Citing people familiar with the call, the New York Times and the Washington Post reported that the crown prince said Khashoggi belonged to the Muslim Brotherhood – outlawed by Riyadh and its Arab allies – and urged Kushner and Bolton to preserve the US-Saudi alliance.
Saudi Arabia has denied the media reports.
A critic of Mohammed bin Salman’s reform programme in Saudi Arabia, Khashoggi was killed after entering the consulate on October 2.
The kingdom has faced international condemnation for the journalist’s murder and its shifting official accounts of his disappearance last month.
Saudi authorities initially stated the journalist left the consulate, before backtracking and admitting on October 20 he was killed by “rogue” operatives.
“The attempt to criticise Khashoggi in private,” the Post noted, “stands in contrast to the Saudi government’s later public statement decrying his death as a ‘terrible mistake’ and ‘terrible tragedy'”.
The slain journalist’s family issued a statement to the paper, stating that the crown prince’s characterisation of Khashoggi was inaccurate.
“Jamal Khashoggi was not a member of the Muslim Brotherhood. He denied such claims repeatedly over the past several years,” the family said.
“Jamal Khashoggi was not a dangerous person in any way possible. To claim otherwise would be ridiculous.”
According to the Post, Kushner has been lobbying on behalf of the heir to the Saudi throne and has emphasised the strategic importance of the US-Saudi alliance.
Some officials at the US State Department however said they are considering a range of disciplinary measures, including a demand to end the Saudi-led blockade of Qatar or wind down the war in Yemen, where a Saudi-UAE military coalition is fighting the country’s Houthi rebels.
“Officials cautioned that no decision has been made, and Trump has expressed little desire to significantly alter US-Saudi relations, but there is an interest in a full vetting of the potential options,” the Post said.
In June 2017, Saudi Arabia alongside the UAE, Bahrain and Egypt imposed a land, sea and air blockade on Qatar, which they accuse of supporting terrorism, including the Muslim Brotherhood group.

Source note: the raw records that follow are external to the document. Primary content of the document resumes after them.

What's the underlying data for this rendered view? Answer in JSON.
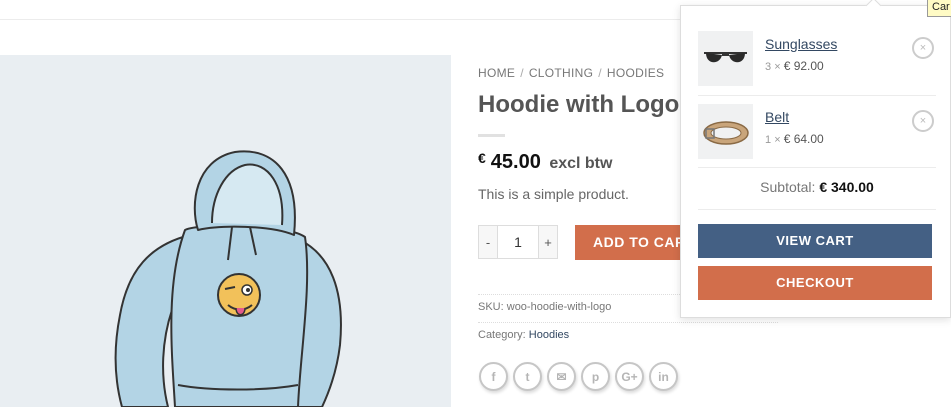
{
  "tooltip": "Car",
  "breadcrumb": [
    "HOME",
    "CLOTHING",
    "HOODIES"
  ],
  "product": {
    "title": "Hoodie with Logo",
    "currency": "€",
    "price": "45.00",
    "price_suffix": "excl btw",
    "short_description": "This is a simple product.",
    "quantity": "1",
    "qty_minus": "-",
    "qty_plus": "+",
    "add_to_cart": "ADD TO CART",
    "sku_label": "SKU:",
    "sku": "woo-hoodie-with-logo",
    "category_label": "Category:",
    "category": "Hoodies"
  },
  "share_icons": [
    "facebook-icon",
    "twitter-icon",
    "email-icon",
    "pinterest-icon",
    "google-plus-icon",
    "linkedin-icon"
  ],
  "share_glyphs": [
    "f",
    "t",
    "✉",
    "p",
    "G+",
    "in"
  ],
  "mini_cart": {
    "items": [
      {
        "name": "Sunglasses",
        "qty": "3",
        "times": "×",
        "price": "€ 92.00"
      },
      {
        "name": "Belt",
        "qty": "1",
        "times": "×",
        "price": "€ 64.00"
      }
    ],
    "remove_glyph": "×",
    "subtotal_label": "Subtotal:",
    "subtotal_value": "€ 340.00",
    "view_cart": "VIEW CART",
    "checkout": "CHECKOUT"
  },
  "colors": {
    "primary": "#446084",
    "accent": "#d26e4b",
    "link": "#334862",
    "image_bg": "#e9eef2"
  }
}
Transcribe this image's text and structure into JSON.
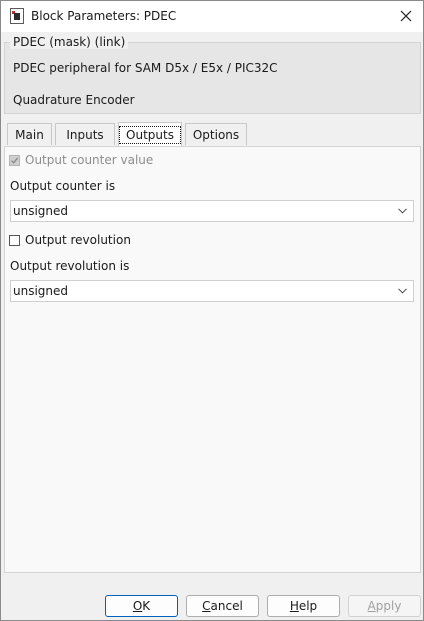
{
  "window": {
    "title": "Block Parameters: PDEC",
    "app_icon": "simulink-block-icon",
    "close_icon": "close-icon"
  },
  "mask": {
    "legend": "PDEC (mask) (link)",
    "description": "PDEC peripheral for SAM D5x / E5x / PIC32C",
    "subtitle": "Quadrature Encoder"
  },
  "tabs": [
    {
      "label": "Main"
    },
    {
      "label": "Inputs"
    },
    {
      "label": "Outputs",
      "active": true
    },
    {
      "label": "Options"
    }
  ],
  "outputs": {
    "output_counter_value": {
      "label": "Output counter value",
      "checked": true,
      "enabled": false
    },
    "output_counter_is": {
      "label": "Output counter is",
      "value": "unsigned"
    },
    "output_revolution": {
      "label": "Output revolution",
      "checked": false
    },
    "output_revolution_is": {
      "label": "Output revolution is",
      "value": "unsigned"
    }
  },
  "buttons": {
    "ok": {
      "mnemonic": "O",
      "rest": "K"
    },
    "cancel": {
      "mnemonic": "C",
      "rest": "ancel"
    },
    "help": {
      "mnemonic": "H",
      "rest": "elp"
    },
    "apply": {
      "mnemonic": "A",
      "rest": "pply"
    }
  }
}
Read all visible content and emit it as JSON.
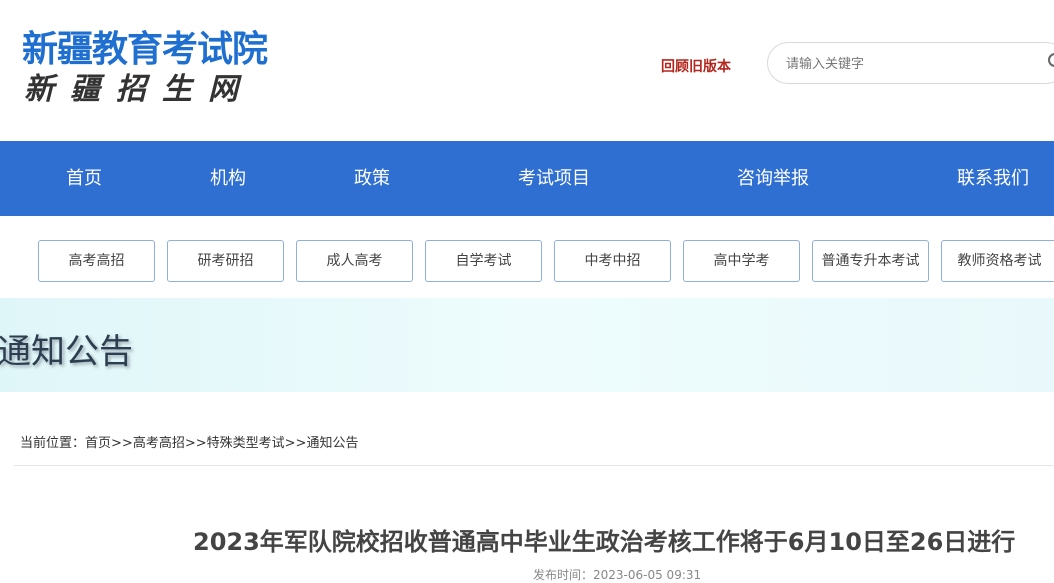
{
  "header": {
    "logo_title": "新疆教育考试院",
    "logo_subtitle": "新疆招生网",
    "old_version_link": "回顾旧版本",
    "search": {
      "placeholder": "请输入关键字",
      "value": ""
    }
  },
  "nav": {
    "items": [
      {
        "label": "首页"
      },
      {
        "label": "机构"
      },
      {
        "label": "政策"
      },
      {
        "label": "考试项目"
      },
      {
        "label": "咨询举报"
      },
      {
        "label": "联系我们"
      }
    ]
  },
  "categories": [
    {
      "label": "高考高招"
    },
    {
      "label": "研考研招"
    },
    {
      "label": "成人高考"
    },
    {
      "label": "自学考试"
    },
    {
      "label": "中考中招"
    },
    {
      "label": "高中学考"
    },
    {
      "label": "普通专升本考试"
    },
    {
      "label": "教师资格考试"
    }
  ],
  "banner": {
    "title": "通知公告"
  },
  "breadcrumb": {
    "prefix": "当前位置：",
    "items": [
      "首页",
      "高考高招",
      "特殊类型考试",
      "通知公告"
    ],
    "separator": ">>"
  },
  "article": {
    "title": "2023年军队院校招收普通高中毕业生政治考核工作将于6月10日至26日进行",
    "publish_time": "发布时间：2023-06-05 09:31"
  }
}
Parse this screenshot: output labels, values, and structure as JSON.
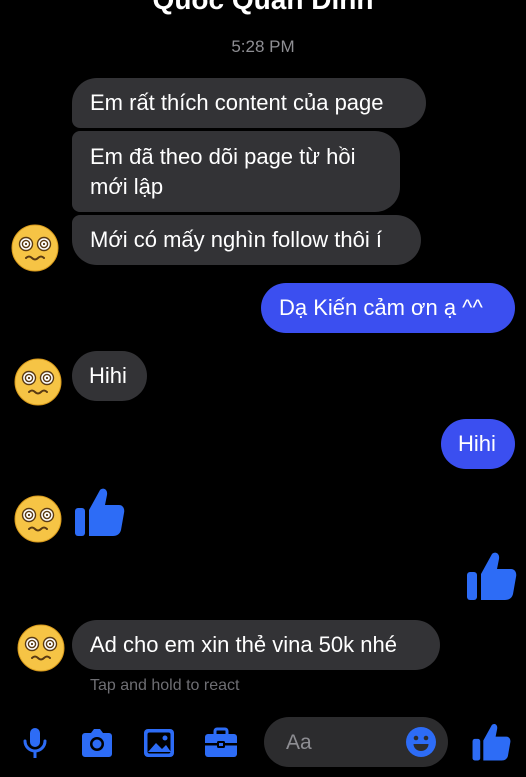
{
  "header": {
    "title": "Quoc Quan Dinh"
  },
  "thread": {
    "timestamp": "5:28 PM",
    "messages": [
      {
        "from": "them",
        "text": "Em rất thích content của page"
      },
      {
        "from": "them",
        "text": "Em đã theo dõi page từ hồi mới lập"
      },
      {
        "from": "them",
        "text": "Mới có mấy nghìn follow thôi í"
      },
      {
        "from": "me",
        "text": "Dạ Kiến cảm ơn ạ ^^"
      },
      {
        "from": "them",
        "text": "Hihi"
      },
      {
        "from": "me",
        "text": "Hihi"
      },
      {
        "from": "them",
        "type": "like"
      },
      {
        "from": "me",
        "type": "like"
      },
      {
        "from": "them",
        "text": "Ad cho em xin thẻ vina 50k nhé"
      }
    ],
    "react_hint": "Tap and hold to react"
  },
  "composer": {
    "placeholder": "Aa"
  },
  "icons": [
    "microphone-icon",
    "camera-icon",
    "gallery-icon",
    "toolbox-icon",
    "emoji-icon",
    "thumbs-up-icon"
  ],
  "colors": {
    "accent": "#3b4ff0",
    "incoming_bubble": "#333336",
    "icon_blue": "#2d6cf6",
    "background": "#000000"
  }
}
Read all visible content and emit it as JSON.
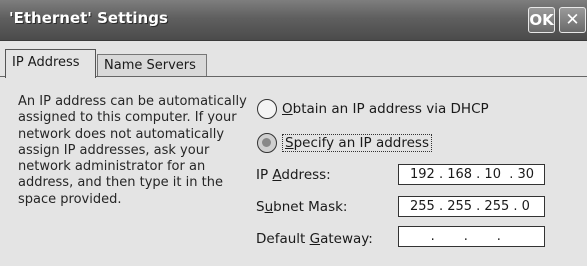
{
  "window": {
    "title": "'Ethernet' Settings",
    "ok_label": "OK",
    "close_glyph": "✕"
  },
  "tabs": [
    {
      "label": "IP Address",
      "active": true
    },
    {
      "label": "Name Servers",
      "active": false
    }
  ],
  "help_text": "An IP address can be automatically assigned to this computer.  If your network does not automatically assign IP addresses, ask your network administrator for an address, and then type it in the space provided.",
  "options": {
    "dhcp": {
      "prefix": "",
      "accel": "O",
      "rest": "btain an IP address via DHCP",
      "selected": false
    },
    "specify": {
      "prefix": "",
      "accel": "S",
      "rest": "pecify an IP address",
      "selected": true
    }
  },
  "fields": {
    "ip_address": {
      "prefix": "IP ",
      "accel": "A",
      "rest": "ddress:",
      "value": "192 . 168 . 10  . 30"
    },
    "subnet_mask": {
      "prefix": "S",
      "accel": "u",
      "rest": "bnet Mask:",
      "value": "255 . 255 . 255 . 0"
    },
    "default_gateway": {
      "prefix": "Default ",
      "accel": "G",
      "rest": "ateway:",
      "value": "     .       .       ."
    }
  }
}
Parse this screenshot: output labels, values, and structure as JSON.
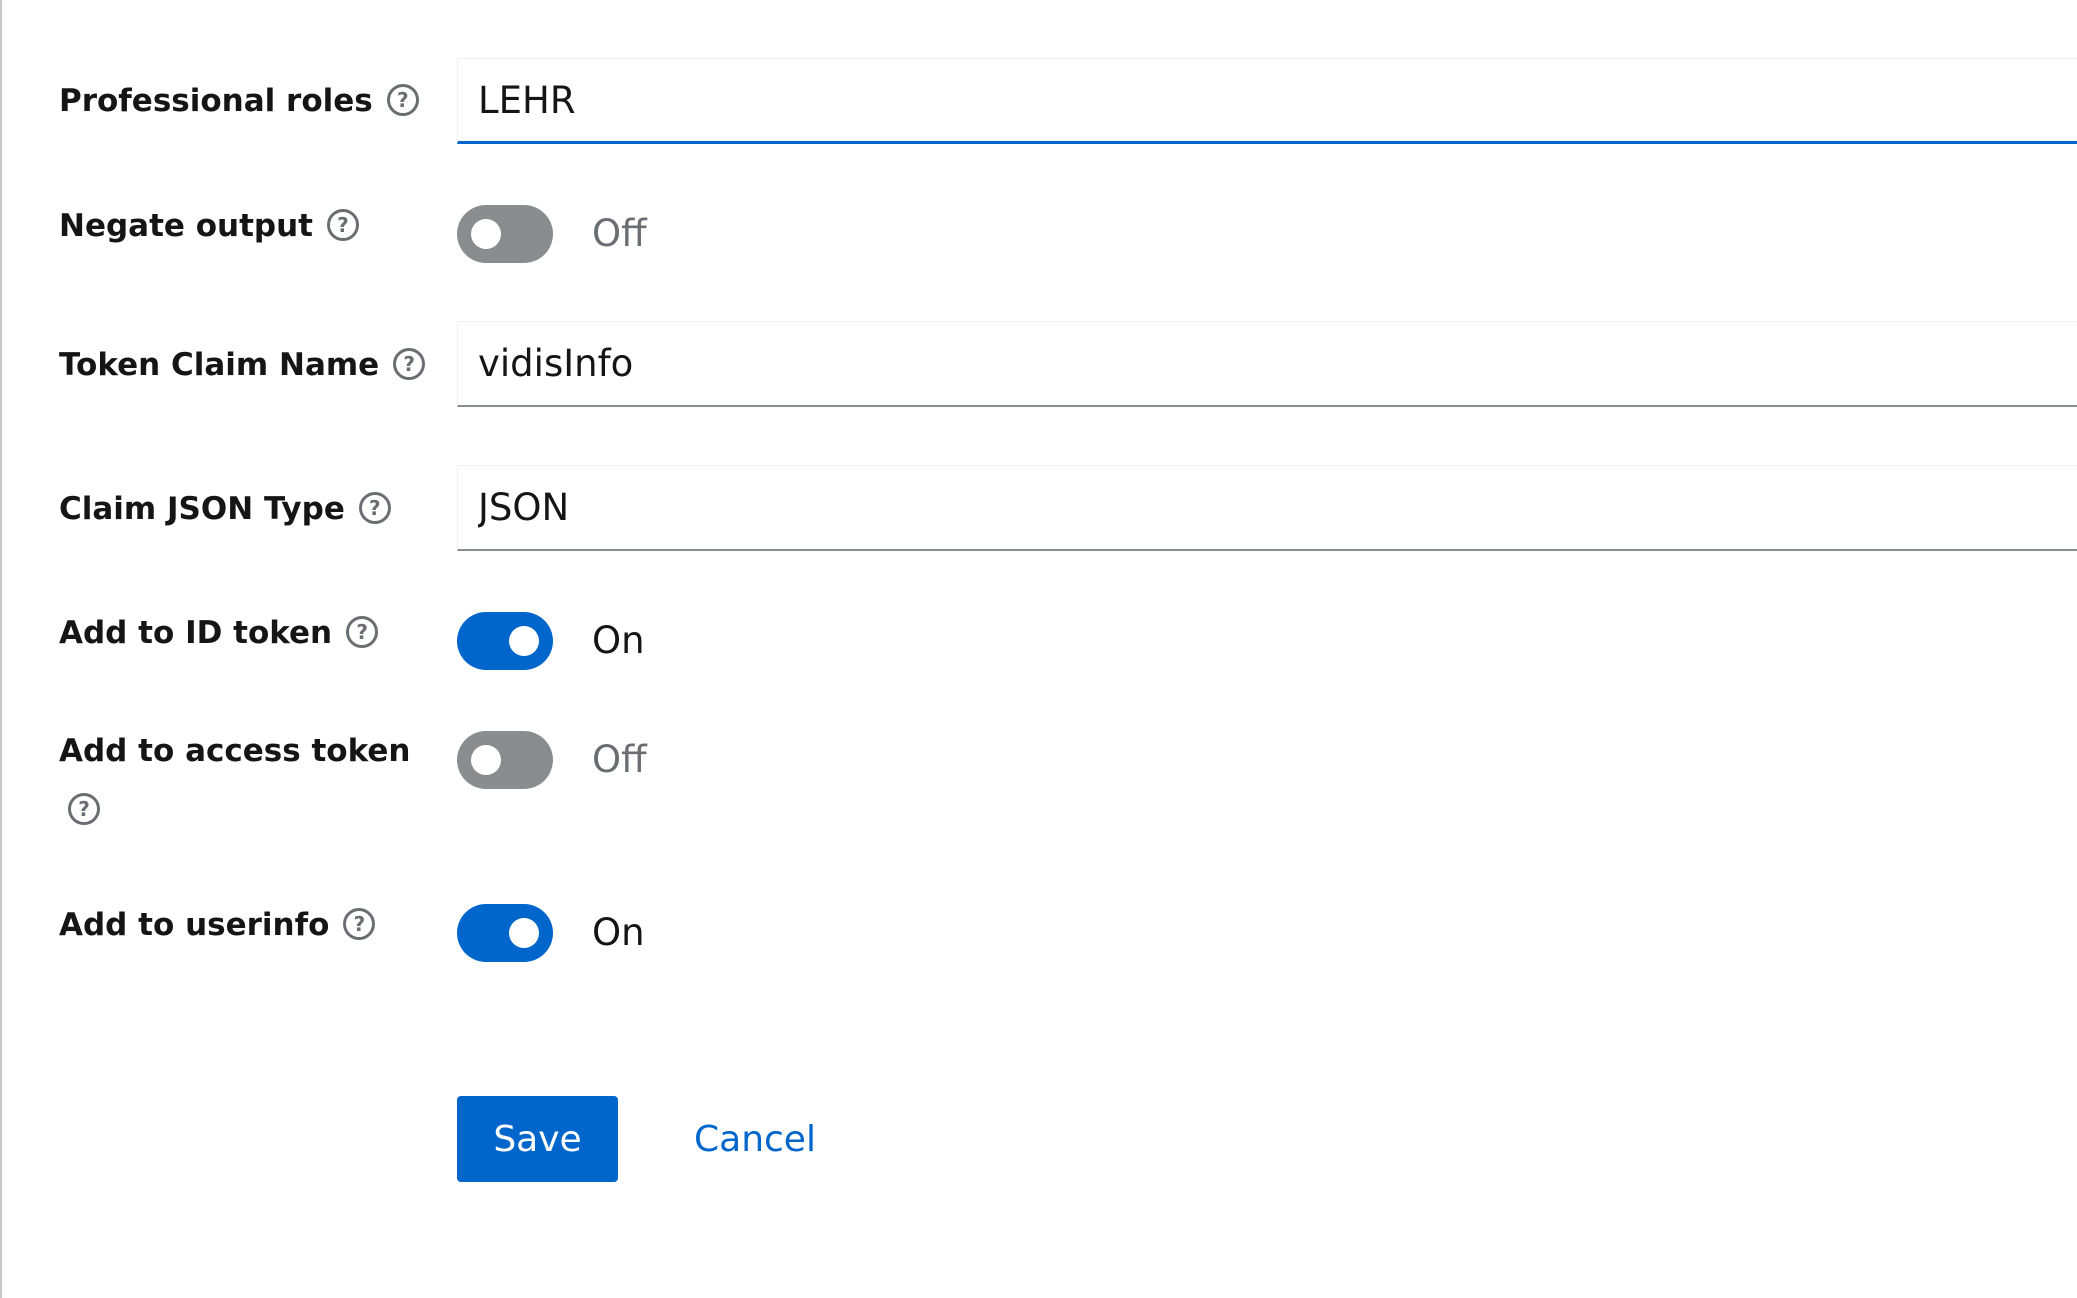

Saudi Arabia listed the Brotherhood as a terrorist organisation in March 2014 alongside Jabhat al-Nusra – currently known as Hay’et Tahrir al-Sham – and Islamic State of Iraq and the Levant (ISIL).
The late Saudi King Abdullah decreed prison terms of up to 20 years for belonging to “terrorist groups” and fighting abroad.
But analysts say the relationship between Saudi Arabia – which has at times tolerated and abetted the loosely defined political movement – and the group is more nuanced.
They say Riyadh has historically sought to make use of the movement to advance its interests in the region.
Former US Secretary of State Rex Tillerson called the classification of the Brotherhood at the time, in its entirety, as a terror group “problematic”.